Please give the count of lines below with the string "Olivialive" in them, and no other words.

[Start of section]

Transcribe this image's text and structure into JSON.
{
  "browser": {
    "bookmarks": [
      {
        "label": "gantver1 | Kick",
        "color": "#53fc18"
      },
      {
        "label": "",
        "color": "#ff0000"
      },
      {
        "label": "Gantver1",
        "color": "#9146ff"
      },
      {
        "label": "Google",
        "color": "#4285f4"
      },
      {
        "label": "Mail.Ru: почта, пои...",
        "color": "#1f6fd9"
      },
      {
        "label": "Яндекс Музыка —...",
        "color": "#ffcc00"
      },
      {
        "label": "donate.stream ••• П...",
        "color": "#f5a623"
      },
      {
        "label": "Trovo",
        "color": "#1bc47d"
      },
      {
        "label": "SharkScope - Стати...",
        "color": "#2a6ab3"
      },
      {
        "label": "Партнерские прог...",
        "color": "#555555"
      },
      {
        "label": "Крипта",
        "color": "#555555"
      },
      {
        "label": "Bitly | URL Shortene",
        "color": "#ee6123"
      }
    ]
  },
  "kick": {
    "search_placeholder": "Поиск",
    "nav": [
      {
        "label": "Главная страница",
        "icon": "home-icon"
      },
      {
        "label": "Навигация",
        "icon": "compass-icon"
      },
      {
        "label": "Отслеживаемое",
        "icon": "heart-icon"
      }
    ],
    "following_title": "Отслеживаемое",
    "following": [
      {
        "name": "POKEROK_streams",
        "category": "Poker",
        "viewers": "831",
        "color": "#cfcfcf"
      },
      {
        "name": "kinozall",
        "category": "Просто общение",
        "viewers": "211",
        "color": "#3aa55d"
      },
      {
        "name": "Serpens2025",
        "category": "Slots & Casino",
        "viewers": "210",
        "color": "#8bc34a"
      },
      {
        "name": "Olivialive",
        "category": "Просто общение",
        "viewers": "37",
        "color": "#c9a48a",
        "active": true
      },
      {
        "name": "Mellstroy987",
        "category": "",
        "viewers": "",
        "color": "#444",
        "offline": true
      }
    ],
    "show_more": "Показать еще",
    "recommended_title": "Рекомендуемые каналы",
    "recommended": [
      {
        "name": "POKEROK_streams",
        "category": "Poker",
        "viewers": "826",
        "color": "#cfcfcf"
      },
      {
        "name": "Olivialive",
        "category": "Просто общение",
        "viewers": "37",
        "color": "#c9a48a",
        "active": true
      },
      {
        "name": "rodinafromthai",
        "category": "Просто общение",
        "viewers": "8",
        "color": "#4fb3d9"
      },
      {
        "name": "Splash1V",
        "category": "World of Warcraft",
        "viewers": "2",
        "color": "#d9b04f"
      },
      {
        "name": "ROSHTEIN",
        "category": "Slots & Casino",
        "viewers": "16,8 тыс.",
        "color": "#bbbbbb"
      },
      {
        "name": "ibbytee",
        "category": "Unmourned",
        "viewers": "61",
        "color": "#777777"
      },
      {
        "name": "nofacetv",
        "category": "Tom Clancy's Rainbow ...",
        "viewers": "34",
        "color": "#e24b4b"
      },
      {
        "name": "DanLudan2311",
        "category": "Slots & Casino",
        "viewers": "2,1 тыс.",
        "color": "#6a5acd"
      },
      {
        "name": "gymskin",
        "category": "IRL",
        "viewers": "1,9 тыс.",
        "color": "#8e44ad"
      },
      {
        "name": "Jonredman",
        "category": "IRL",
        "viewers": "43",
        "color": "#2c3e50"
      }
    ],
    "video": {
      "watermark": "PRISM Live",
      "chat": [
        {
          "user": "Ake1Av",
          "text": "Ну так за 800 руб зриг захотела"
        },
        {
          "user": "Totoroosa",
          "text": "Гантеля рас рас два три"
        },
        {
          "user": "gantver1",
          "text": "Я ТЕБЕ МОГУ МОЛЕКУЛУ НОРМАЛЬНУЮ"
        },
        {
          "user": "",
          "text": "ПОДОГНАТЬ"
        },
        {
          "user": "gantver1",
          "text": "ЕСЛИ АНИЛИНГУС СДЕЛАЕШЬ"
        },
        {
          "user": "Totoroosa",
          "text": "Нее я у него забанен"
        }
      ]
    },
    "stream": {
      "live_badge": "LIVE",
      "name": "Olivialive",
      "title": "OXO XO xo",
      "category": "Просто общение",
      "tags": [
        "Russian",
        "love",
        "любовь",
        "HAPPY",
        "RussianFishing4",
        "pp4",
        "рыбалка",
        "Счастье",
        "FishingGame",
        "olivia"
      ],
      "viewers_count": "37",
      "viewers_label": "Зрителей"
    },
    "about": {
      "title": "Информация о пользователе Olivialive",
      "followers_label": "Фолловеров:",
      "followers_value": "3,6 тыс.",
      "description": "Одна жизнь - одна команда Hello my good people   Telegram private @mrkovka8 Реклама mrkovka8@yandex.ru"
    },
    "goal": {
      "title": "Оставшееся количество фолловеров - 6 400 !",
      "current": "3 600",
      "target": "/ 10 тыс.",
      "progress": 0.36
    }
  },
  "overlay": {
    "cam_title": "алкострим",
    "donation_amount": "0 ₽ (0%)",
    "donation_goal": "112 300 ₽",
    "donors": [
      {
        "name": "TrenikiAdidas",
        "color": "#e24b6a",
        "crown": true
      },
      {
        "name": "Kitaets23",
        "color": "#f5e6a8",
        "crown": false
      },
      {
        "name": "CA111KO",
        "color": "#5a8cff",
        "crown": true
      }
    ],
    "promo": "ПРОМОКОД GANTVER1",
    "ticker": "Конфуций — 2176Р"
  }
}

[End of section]

### Written response
4